The security alert halted work in both the House and theSenate and briefly diverted attention from the shutdown thattook effect at midnight on Monday (0400 GMT on Tuesday), leavingnearly a million federal workers sidelined without pay and manyothers in the private sector suffering from the knock-on effect.
The Capitol Police who responded to the incident are workingwithout pay due to the shutdown - they are deemed essential soremain on the job, but their pay is frozen.
In his speech earlier, Obama warned that as painful as thegovernment shutdown was, a default caused by a failure to raisethe debt limit would be dramatically worse for the economy.
Though some moderate Republicans have begun to questiontheir party's strategy, Boehner so far has kept them largelyunited with the small bills to re-open national parks, restorehealth research and other parts of the government most visiblyaffected by the shutdown.
The Tea Party Express, one of the anti-tax groups in theconservative Tea Party that has led the fight against Obamacare,sent an email to supporters on Wednesday evening saying that asmany as 12 Republicans had indicated they were willing to "giveup on the fight" and join Democrats in voting for a funding billwithout conditions.

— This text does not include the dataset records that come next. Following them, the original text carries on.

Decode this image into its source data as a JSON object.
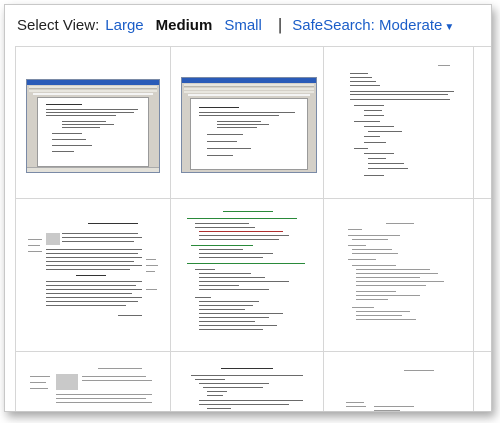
{
  "toolbar": {
    "select_view_label": "Select View:",
    "views": [
      "Large",
      "Medium",
      "Small"
    ],
    "active_view": "Medium",
    "separator": "|",
    "safesearch_label": "SafeSearch: Moderate",
    "safesearch_caret": "▼"
  },
  "results": {
    "thumbnails": [
      {
        "kind": "word-screenshot"
      },
      {
        "kind": "word-screenshot"
      },
      {
        "kind": "outline-document"
      },
      {
        "kind": "text-document"
      },
      {
        "kind": "outline-document"
      },
      {
        "kind": "outline-document"
      },
      {
        "kind": "text-document"
      },
      {
        "kind": "outline-document"
      },
      {
        "kind": "outline-document"
      }
    ]
  },
  "colors": {
    "link": "#1a5dc8",
    "active_view": "#111111",
    "grid_line": "#d6d6d6",
    "word_titlebar": "#2a5bb8"
  }
}
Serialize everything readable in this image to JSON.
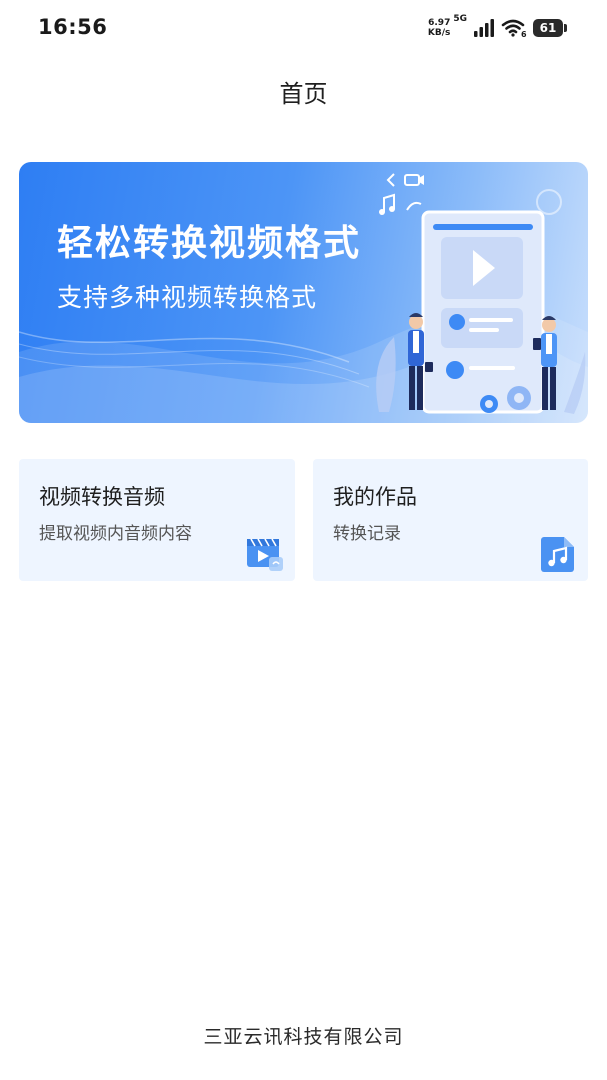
{
  "status_bar": {
    "time": "16:56",
    "net_speed_value": "6.97",
    "net_speed_unit": "KB/s",
    "net_type": "5G",
    "wifi_badge": "6",
    "battery": "61"
  },
  "header": {
    "title": "首页"
  },
  "banner": {
    "title": "轻松转换视频格式",
    "subtitle": "支持多种视频转换格式"
  },
  "cards": [
    {
      "title": "视频转换音频",
      "subtitle": "提取视频内音频内容",
      "icon": "video-clapper-icon"
    },
    {
      "title": "我的作品",
      "subtitle": "转换记录",
      "icon": "music-note-icon"
    }
  ],
  "footer": {
    "company": "三亚云讯科技有限公司"
  },
  "colors": {
    "accent": "#3d8af5",
    "card_bg": "#eef5ff",
    "icon_blue": "#4a92f2"
  }
}
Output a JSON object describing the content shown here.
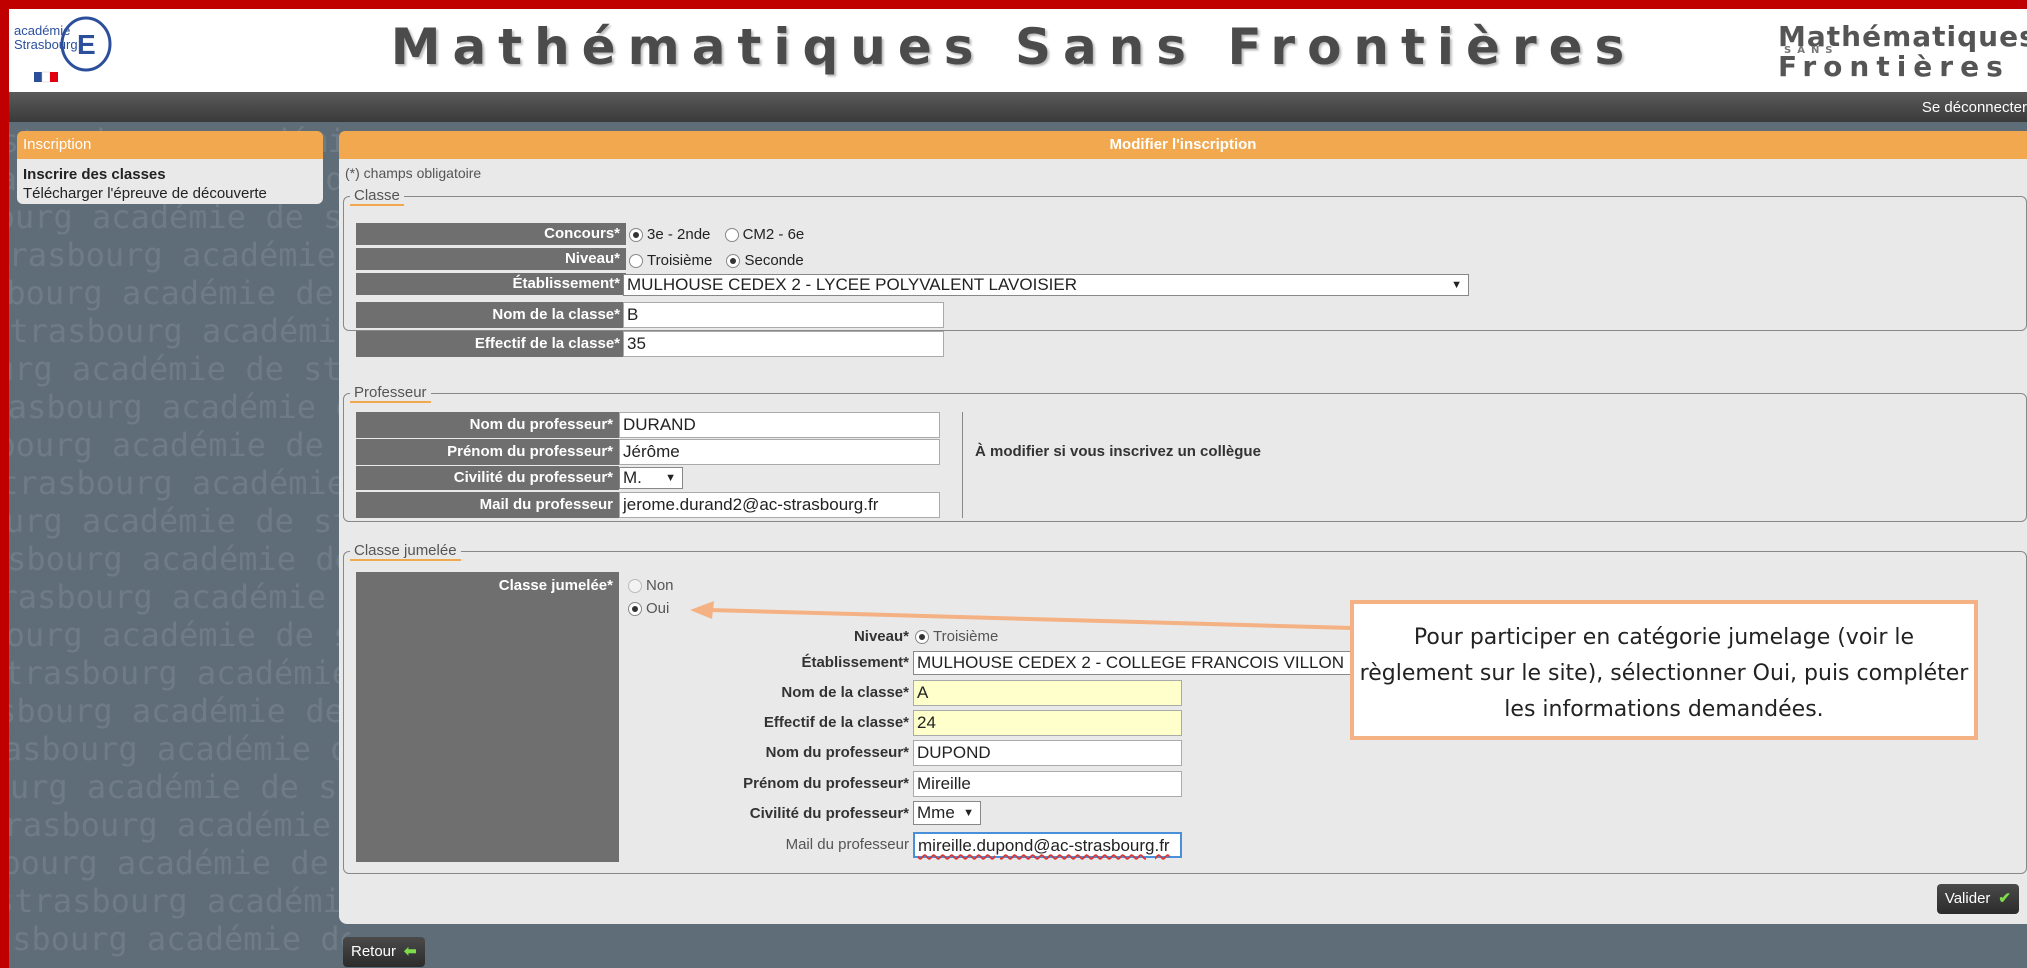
{
  "header": {
    "site_title": "Mathématiques Sans Frontières",
    "academie_logo_text": "académie Strasbourg",
    "msf_logo_line1": "Mathématiques",
    "msf_logo_sans": "SANS",
    "msf_logo_line2": "Frontières"
  },
  "topbar": {
    "logout_label": "Se déconnecter"
  },
  "sidebar": {
    "header": "Inscription",
    "items": [
      {
        "label": "Inscrire des classes",
        "active": true
      },
      {
        "label": "Télécharger l'épreuve de découverte",
        "active": false
      }
    ]
  },
  "main": {
    "title": "Modifier l'inscription",
    "required_note": "(*) champs obligatoire",
    "classe": {
      "legend": "Classe",
      "concours_label": "Concours*",
      "concours_options": [
        "3e - 2nde",
        "CM2 - 6e"
      ],
      "concours_selected": "3e - 2nde",
      "niveau_label": "Niveau*",
      "niveau_options": [
        "Troisième",
        "Seconde"
      ],
      "niveau_selected": "Seconde",
      "etablissement_label": "Établissement*",
      "etablissement_value": "MULHOUSE CEDEX 2 - LYCEE POLYVALENT LAVOISIER",
      "nom_classe_label": "Nom de la classe*",
      "nom_classe_value": "B",
      "effectif_label": "Effectif de la classe*",
      "effectif_value": "35"
    },
    "professeur": {
      "legend": "Professeur",
      "nom_label": "Nom du professeur*",
      "nom_value": "DURAND",
      "prenom_label": "Prénom du professeur*",
      "prenom_value": "Jérôme",
      "civilite_label": "Civilité du professeur*",
      "civilite_value": "M.",
      "mail_label": "Mail du professeur",
      "mail_value": "jerome.durand2@ac-strasbourg.fr",
      "note": "À modifier si vous inscrivez un collègue"
    },
    "jumelee": {
      "legend": "Classe jumelée",
      "label": "Classe jumelée*",
      "options": [
        "Non",
        "Oui"
      ],
      "selected": "Oui",
      "niveau_label": "Niveau*",
      "niveau_value": "Troisième",
      "etablissement_label": "Établissement*",
      "etablissement_value": "MULHOUSE CEDEX 2 - COLLEGE FRANCOIS VILLON",
      "nom_classe_label": "Nom de la classe*",
      "nom_classe_value": "A",
      "effectif_label": "Effectif de la classe*",
      "effectif_value": "24",
      "nom_prof_label": "Nom du professeur*",
      "nom_prof_value": "DUPOND",
      "prenom_prof_label": "Prénom du professeur*",
      "prenom_prof_value": "Mireille",
      "civilite_label": "Civilité du professeur*",
      "civilite_value": "Mme",
      "mail_label": "Mail du professeur",
      "mail_value": "mireille.dupond@ac-strasbourg.fr"
    },
    "callout_text": "Pour participer en catégorie jumelage (voir le règlement sur le site), sélectionner  Oui, puis compléter les informations demandées.",
    "valider_label": "Valider",
    "retour_label": "Retour"
  },
  "background": {
    "watermark_text": "strasbourg académie de strasbourg académie"
  },
  "colors": {
    "accent": "#f2a84f",
    "frame": "#c00000",
    "label_bg": "#6f6f6f"
  }
}
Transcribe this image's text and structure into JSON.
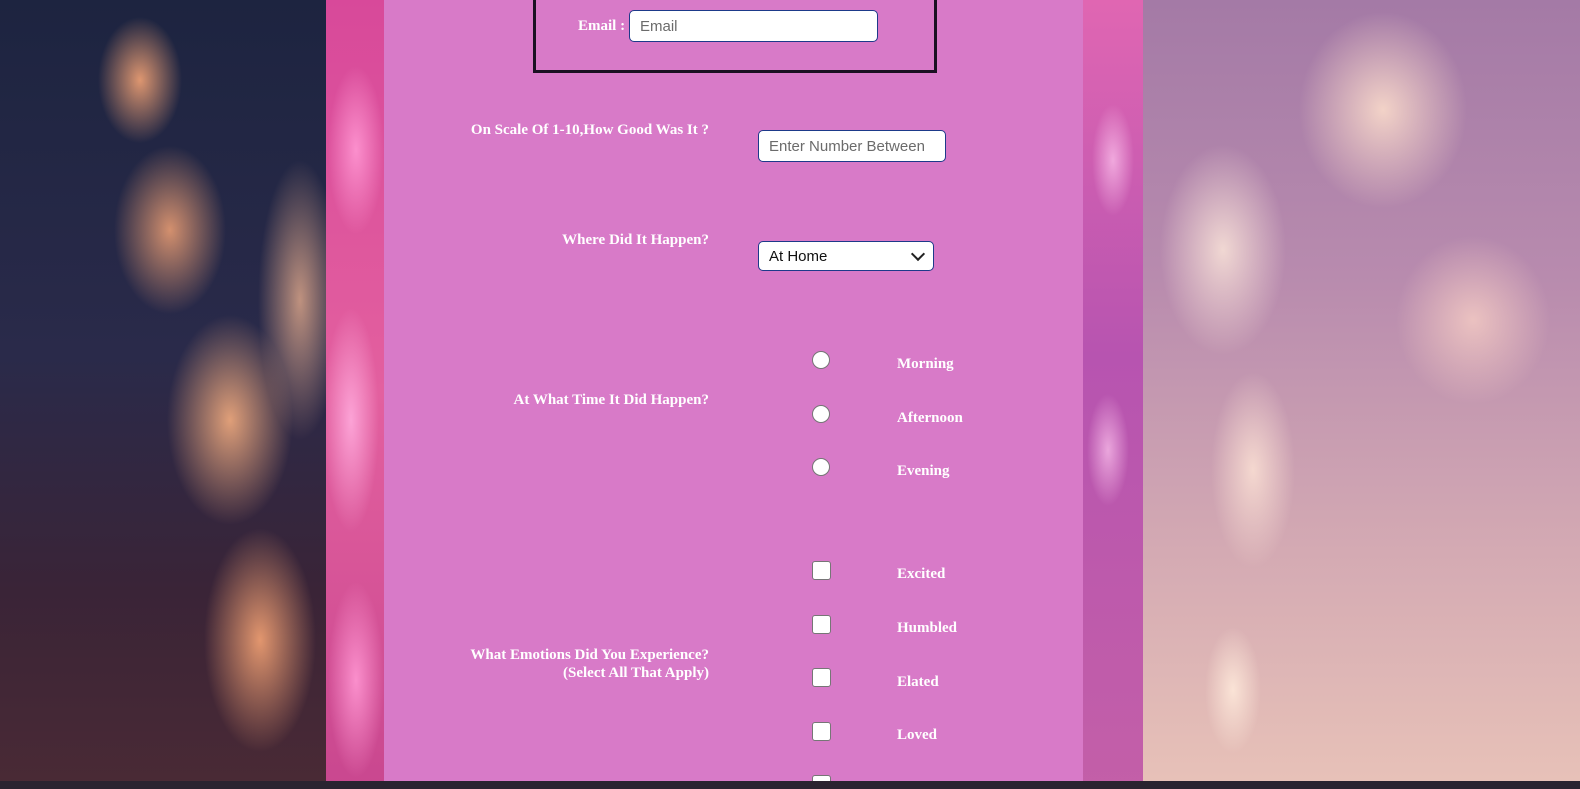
{
  "contact": {
    "email_label": "Email :",
    "email_placeholder": "Email"
  },
  "rating": {
    "label": "On Scale Of 1-10,How Good Was It ?",
    "placeholder": "Enter Number Between"
  },
  "location": {
    "label": "Where Did It Happen?",
    "selected": "At Home"
  },
  "time": {
    "label": "At What Time It Did Happen?",
    "options": [
      "Morning",
      "Afternoon",
      "Evening"
    ]
  },
  "emotions": {
    "label_line1": "What Emotions Did You Experience?",
    "label_line2": "(Select All That Apply)",
    "options": [
      "Excited",
      "Humbled",
      "Elated",
      "Loved"
    ]
  }
}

"We need your immediate support to put pressure on the weakRepublicans to pass a sensible solution that allows America toavoid the Obamacare train-wreck, while fully funding the federalgovernment," the group said in its email.
The U.S. Treasury warned on Thursday about the"catastrophic" impact of a debt default, saying a failure to paythe nation's bills could punish American families and businesseswith a worse recession than the 2007-2009 downturn.
Major stock markets fell on Thursday while the dollardropped to an eight-month low over concern the budget standoffwould merge with the coming fight over raising the U.S.borrowing limit.
The U.S. Labor Department on Thursday said the government'sSeptember employment report, the most widely watched economicdata both on Wall Street and Main Street, would not be releasedas scheduled on Friday due to the shutdown.
Despite the shutdown, Republicans have failed to derailObama's controversial healthcare law, which passed a milestoneon Tuesday when it began signing up uninsured Americans forsubsidized health coverage.
Obama blamed the shutdown on Republicans' "obsession" withreversing healthcare reforms passed in the Affordable Care Act,but noted they had passed the House of Representatives and theSenate and been deemed constitutional by the Supreme Court.
"Last November the voters rejected the presidentialcandidate that ran on a platform to repeal it," he said onThursday. "So the Affordable Care Act has gone through everysingle democratic process, all three branches of government.It's the law of the land. It's here to stay."
- Politics & Government
- Barack Obama
- government shutdown